- _PROBLEM TO SOLVE_:
All lines below containing "from" are to be listed.

- _EXERCISE MATERIAL_:
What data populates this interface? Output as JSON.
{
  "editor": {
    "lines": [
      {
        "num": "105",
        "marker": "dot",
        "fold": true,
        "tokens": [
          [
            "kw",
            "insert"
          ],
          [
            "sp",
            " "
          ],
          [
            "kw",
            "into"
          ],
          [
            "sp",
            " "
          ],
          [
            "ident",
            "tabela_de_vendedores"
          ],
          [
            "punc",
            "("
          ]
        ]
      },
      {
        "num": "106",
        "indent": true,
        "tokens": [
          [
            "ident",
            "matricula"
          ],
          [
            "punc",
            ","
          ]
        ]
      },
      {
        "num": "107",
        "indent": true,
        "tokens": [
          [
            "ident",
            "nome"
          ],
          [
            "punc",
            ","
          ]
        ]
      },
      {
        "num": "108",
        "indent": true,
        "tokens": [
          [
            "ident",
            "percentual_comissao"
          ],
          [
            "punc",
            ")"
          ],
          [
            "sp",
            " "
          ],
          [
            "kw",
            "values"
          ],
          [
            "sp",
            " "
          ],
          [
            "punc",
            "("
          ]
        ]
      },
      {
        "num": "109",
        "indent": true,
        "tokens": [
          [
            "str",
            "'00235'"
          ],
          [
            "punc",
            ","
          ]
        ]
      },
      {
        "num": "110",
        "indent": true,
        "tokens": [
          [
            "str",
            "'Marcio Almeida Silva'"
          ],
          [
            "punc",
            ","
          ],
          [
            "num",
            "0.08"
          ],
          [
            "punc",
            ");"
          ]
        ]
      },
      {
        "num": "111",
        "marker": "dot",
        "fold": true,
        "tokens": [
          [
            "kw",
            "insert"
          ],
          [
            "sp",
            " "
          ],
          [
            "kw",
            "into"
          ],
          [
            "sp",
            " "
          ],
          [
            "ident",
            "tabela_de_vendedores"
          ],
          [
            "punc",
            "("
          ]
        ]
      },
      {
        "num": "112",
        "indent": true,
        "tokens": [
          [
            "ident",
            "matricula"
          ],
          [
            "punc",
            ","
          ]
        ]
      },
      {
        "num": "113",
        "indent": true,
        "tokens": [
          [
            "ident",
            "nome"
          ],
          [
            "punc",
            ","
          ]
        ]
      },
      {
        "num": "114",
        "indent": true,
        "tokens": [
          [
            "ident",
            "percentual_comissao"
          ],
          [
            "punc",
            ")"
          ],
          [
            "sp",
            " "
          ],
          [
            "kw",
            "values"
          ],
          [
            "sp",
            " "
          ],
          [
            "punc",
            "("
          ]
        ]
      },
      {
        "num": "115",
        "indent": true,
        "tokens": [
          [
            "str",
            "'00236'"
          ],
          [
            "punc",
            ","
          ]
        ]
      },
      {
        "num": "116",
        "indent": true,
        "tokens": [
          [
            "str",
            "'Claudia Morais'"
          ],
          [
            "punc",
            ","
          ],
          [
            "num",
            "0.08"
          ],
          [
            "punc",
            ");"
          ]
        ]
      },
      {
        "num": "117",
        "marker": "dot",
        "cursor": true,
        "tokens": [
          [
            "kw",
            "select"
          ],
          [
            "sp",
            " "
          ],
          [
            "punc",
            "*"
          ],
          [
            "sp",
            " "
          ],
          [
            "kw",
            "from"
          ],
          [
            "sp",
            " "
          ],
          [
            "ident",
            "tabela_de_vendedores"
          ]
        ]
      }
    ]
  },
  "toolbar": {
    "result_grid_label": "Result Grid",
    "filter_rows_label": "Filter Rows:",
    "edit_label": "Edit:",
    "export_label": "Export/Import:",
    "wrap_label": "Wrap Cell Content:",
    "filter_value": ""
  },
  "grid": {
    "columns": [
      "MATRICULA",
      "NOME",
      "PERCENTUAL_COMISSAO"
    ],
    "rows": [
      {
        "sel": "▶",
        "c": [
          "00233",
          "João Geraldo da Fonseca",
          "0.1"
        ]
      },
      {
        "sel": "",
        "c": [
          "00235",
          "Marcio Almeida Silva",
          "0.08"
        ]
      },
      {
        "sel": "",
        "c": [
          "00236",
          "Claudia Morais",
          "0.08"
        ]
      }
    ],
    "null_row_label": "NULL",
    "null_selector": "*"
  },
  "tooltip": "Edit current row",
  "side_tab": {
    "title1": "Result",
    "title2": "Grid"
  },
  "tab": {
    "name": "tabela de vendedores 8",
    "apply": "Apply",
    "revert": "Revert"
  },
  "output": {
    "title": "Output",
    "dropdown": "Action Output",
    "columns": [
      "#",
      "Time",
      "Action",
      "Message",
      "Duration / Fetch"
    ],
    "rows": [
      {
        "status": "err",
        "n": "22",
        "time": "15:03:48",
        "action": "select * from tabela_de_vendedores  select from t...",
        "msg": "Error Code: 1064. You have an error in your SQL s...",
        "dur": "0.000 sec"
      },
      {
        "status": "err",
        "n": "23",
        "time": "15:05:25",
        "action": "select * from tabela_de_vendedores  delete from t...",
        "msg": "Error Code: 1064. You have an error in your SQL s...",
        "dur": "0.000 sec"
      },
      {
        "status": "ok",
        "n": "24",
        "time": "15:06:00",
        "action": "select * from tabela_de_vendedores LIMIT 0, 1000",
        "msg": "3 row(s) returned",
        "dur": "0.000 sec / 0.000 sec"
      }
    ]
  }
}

- _COMPLETED TASK_:
            "from"
        "action": "select * from tabela_de_vendedores  select from t...",
        "action": "select * from tabela_de_vendedores  delete from t...",
        "action": "select * from tabela_de_vendedores LIMIT 0, 1000",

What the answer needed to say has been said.